**PROBLEM TO WORK ON**
Every line of the data is to be reproduced exactly.

(Web page and app entries)
################

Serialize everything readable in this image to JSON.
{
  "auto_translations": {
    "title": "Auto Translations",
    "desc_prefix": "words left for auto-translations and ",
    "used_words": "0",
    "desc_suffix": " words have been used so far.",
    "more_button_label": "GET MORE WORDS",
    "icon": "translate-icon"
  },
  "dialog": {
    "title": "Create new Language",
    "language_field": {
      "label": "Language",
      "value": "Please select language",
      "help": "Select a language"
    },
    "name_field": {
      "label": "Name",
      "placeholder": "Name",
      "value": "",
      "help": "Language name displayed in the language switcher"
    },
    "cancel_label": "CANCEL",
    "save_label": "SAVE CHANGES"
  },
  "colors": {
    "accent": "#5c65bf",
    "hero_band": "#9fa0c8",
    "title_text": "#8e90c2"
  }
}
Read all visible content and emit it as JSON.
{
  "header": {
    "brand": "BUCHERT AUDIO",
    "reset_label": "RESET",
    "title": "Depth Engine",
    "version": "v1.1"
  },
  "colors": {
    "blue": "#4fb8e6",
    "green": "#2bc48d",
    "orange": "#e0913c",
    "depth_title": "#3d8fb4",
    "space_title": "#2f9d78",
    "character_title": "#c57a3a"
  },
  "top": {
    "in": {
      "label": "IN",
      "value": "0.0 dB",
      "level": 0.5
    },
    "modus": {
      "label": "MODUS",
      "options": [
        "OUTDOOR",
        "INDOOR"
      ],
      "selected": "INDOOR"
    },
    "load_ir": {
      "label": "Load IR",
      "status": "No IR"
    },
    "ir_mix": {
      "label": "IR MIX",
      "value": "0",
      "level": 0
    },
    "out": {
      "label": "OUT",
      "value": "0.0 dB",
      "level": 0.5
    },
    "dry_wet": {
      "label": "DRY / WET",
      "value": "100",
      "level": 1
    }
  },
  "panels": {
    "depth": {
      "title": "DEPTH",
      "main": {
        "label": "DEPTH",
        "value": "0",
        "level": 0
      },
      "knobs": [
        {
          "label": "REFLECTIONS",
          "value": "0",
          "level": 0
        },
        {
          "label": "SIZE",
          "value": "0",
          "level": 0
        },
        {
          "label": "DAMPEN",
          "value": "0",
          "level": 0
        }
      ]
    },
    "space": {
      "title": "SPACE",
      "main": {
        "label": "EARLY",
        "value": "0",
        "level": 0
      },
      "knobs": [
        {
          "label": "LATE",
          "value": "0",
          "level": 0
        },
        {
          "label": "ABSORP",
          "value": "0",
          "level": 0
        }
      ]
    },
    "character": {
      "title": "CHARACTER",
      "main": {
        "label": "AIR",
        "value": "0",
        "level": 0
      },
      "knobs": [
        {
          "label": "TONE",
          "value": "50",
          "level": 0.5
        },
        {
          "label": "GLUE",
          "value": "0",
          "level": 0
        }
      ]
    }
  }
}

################

**EXERCISE OUTPUT**
Serialize everything readable in this image to JSON.
{
  "auto_translations": {
    "title": "Auto Translations",
    "desc_prefix": "words left for auto-translations and ",
    "used_words": "0",
    "desc_suffix": " words have been used so far.",
    "more_button_label": "GET MORE WORDS",
    "icon": "translate-icon"
  },
  "dialog": {
    "title": "Create new Language",
    "language_field": {
      "label": "Language",
      "value": "Please select language",
      "help": "Select a language"
    },
    "name_field": {
      "label": "Name",
      "placeholder": "Name",
      "value": "",
      "help": "Language name displayed in the language switcher"
    },
    "cancel_label": "CANCEL",
    "save_label": "SAVE CHANGES"
  },
  "colors": {
    "accent": "#5c65bf",
    "hero_band": "#9fa0c8",
    "title_text": "#8e90c2"
  }
}
Read all visible content and emit it as JSON.
{
  "header": {
    "brand": "BUCHERT AUDIO",
    "reset_label": "RESET",
    "title": "Depth Engine",
    "version": "v1.1"
  },
  "colors": {
    "blue": "#4fb8e6",
    "green": "#2bc48d",
    "orange": "#e0913c",
    "depth_title": "#3d8fb4",
    "space_title": "#2f9d78",
    "character_title": "#c57a3a"
  },
  "top": {
    "in": {
      "label": "IN",
      "value": "0.0 dB",
      "level": 0.5
    },
    "modus": {
      "label": "MODUS",
      "options": [
        "OUTDOOR",
        "INDOOR"
      ],
      "selected": "INDOOR"
    },
    "load_ir": {
      "label": "Load IR",
      "status": "No IR"
    },
    "ir_mix": {
      "label": "IR MIX",
      "value": "0",
      "level": 0
    },
    "out": {
      "label": "OUT",
      "value": "0.0 dB",
      "level": 0.5
    },
    "dry_wet": {
      "label": "DRY / WET",
      "value": "100",
      "level": 1
    }
  },
  "panels": {
    "depth": {
      "title": "DEPTH",
      "main": {
        "label": "DEPTH",
        "value": "0",
        "level": 0
      },
      "knobs": [
        {
          "label": "REFLECTIONS",
          "value": "0",
          "level": 0
        },
        {
          "label": "SIZE",
          "value": "0",
          "level": 0
        },
        {
          "label": "DAMPEN",
          "value": "0",
          "level": 0
        }
      ]
    },
    "space": {
      "title": "SPACE",
      "main": {
        "label": "EARLY",
        "value": "0",
        "level": 0
      },
      "knobs": [
        {
          "label": "LATE",
          "value": "0",
          "level": 0
        },
        {
          "label": "ABSORP",
          "value": "0",
          "level": 0
        }
      ]
    },
    "character": {
      "title": "CHARACTER",
      "main": {
        "label": "AIR",
        "value": "0",
        "level": 0
      },
      "knobs": [
        {
          "label": "TONE",
          "value": "50",
          "level": 0.5
        },
        {
          "label": "GLUE",
          "value": "0",
          "level": 0
        }
      ]
    }
  }
}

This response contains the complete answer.